## Work request
Return all lines from the listing below that include the word "true".

Records shown Block Start

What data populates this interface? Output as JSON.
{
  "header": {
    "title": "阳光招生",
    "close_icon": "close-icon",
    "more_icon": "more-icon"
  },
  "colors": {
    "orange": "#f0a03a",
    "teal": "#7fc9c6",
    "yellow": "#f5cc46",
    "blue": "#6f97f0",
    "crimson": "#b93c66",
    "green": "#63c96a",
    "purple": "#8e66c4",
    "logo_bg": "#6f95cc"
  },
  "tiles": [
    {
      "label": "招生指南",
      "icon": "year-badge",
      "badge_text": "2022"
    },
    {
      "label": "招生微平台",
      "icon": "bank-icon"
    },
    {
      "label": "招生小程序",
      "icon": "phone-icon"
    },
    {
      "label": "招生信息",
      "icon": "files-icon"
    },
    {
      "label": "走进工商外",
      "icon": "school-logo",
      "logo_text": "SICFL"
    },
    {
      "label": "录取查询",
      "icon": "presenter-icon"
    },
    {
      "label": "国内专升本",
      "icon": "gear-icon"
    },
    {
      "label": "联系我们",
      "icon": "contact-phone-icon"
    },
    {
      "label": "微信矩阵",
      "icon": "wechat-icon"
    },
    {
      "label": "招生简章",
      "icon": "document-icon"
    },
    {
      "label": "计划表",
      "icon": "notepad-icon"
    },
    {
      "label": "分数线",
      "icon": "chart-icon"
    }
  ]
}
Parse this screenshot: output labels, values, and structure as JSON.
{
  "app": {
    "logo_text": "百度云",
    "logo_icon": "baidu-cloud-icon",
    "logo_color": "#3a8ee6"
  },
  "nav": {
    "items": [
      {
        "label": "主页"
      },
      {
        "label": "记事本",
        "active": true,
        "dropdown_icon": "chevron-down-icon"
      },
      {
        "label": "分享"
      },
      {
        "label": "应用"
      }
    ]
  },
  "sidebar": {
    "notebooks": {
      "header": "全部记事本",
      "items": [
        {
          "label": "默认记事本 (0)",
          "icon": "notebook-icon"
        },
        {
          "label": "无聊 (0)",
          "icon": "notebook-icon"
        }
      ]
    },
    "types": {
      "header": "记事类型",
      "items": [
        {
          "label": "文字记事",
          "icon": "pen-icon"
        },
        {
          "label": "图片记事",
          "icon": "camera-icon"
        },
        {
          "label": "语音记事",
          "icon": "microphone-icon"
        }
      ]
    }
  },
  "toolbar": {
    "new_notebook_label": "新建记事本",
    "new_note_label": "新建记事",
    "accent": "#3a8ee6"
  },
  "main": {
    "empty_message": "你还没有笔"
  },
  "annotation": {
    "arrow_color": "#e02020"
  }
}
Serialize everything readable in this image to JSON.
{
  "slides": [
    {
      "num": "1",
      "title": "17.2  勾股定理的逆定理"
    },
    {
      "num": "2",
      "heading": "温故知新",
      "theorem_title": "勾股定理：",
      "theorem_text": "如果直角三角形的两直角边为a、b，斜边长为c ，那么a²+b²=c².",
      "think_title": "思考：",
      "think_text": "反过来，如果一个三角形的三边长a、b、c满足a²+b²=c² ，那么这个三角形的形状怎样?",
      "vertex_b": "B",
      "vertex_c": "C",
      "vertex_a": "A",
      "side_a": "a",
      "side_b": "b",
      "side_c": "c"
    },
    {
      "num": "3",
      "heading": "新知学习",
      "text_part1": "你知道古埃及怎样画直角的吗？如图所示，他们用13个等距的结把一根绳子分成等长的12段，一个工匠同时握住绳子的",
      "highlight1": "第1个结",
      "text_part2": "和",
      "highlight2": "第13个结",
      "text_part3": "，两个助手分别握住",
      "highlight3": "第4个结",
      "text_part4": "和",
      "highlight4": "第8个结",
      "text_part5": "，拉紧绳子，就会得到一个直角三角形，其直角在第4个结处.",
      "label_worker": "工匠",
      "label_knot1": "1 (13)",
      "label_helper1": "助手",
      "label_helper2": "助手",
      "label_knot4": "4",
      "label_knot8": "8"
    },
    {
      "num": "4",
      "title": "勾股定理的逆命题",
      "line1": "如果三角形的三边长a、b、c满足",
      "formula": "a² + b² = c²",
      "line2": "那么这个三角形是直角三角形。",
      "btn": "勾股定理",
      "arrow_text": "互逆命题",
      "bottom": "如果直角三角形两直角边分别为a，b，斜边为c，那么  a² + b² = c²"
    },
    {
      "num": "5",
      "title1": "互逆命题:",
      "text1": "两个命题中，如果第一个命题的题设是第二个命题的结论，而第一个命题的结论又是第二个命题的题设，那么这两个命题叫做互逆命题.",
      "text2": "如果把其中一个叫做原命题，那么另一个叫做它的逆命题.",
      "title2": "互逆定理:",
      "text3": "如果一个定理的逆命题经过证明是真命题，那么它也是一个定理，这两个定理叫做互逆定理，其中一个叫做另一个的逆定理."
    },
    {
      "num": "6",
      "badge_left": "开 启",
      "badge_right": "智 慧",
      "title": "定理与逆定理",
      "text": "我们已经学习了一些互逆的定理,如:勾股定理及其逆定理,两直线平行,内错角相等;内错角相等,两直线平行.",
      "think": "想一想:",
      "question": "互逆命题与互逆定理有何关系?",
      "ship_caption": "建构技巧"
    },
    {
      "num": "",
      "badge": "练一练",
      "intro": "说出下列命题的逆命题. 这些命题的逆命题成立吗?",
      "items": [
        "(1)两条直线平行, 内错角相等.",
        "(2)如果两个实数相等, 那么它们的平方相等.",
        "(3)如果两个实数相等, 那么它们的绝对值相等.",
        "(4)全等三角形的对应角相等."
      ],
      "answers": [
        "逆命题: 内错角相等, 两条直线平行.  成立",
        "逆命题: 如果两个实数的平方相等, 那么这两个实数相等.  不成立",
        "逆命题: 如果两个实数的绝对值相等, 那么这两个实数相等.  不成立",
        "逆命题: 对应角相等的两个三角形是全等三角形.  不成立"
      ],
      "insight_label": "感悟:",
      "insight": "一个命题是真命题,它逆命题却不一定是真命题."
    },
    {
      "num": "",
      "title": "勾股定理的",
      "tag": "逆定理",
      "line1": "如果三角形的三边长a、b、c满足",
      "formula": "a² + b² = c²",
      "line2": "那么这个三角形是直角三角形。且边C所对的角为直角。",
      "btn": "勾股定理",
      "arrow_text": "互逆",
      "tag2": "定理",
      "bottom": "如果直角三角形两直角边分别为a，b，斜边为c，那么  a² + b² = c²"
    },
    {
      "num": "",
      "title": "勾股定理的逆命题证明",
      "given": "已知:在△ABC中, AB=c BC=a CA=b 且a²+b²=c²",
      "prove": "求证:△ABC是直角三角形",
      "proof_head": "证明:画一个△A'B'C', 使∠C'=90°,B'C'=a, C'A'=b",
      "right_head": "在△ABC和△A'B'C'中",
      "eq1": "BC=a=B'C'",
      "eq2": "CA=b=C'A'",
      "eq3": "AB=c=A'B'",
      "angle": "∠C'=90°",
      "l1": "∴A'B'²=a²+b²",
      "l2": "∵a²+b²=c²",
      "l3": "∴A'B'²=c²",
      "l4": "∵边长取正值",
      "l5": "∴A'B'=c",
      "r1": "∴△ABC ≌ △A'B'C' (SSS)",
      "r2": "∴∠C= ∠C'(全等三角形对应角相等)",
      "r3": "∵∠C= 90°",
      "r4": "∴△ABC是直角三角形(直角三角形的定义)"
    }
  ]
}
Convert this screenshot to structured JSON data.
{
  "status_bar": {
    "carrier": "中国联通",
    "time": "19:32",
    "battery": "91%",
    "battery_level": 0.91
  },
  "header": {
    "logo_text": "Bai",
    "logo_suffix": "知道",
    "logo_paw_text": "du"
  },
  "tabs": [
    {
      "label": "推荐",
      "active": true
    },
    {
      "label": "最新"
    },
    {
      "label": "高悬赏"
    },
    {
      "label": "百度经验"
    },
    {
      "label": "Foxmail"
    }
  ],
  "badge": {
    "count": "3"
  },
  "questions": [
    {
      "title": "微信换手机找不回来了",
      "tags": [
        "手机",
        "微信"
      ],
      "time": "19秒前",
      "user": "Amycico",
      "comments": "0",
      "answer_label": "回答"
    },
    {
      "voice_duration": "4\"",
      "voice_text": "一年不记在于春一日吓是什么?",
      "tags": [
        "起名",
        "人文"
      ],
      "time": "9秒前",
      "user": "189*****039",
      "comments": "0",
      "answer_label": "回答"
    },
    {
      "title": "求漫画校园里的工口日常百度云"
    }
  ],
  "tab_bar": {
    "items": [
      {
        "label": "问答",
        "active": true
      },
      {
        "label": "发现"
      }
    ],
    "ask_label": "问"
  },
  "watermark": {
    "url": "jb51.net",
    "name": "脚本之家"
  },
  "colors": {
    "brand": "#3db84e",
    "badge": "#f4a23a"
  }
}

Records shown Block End

## Answer section
        "active": true,
      "active": true
        "active": true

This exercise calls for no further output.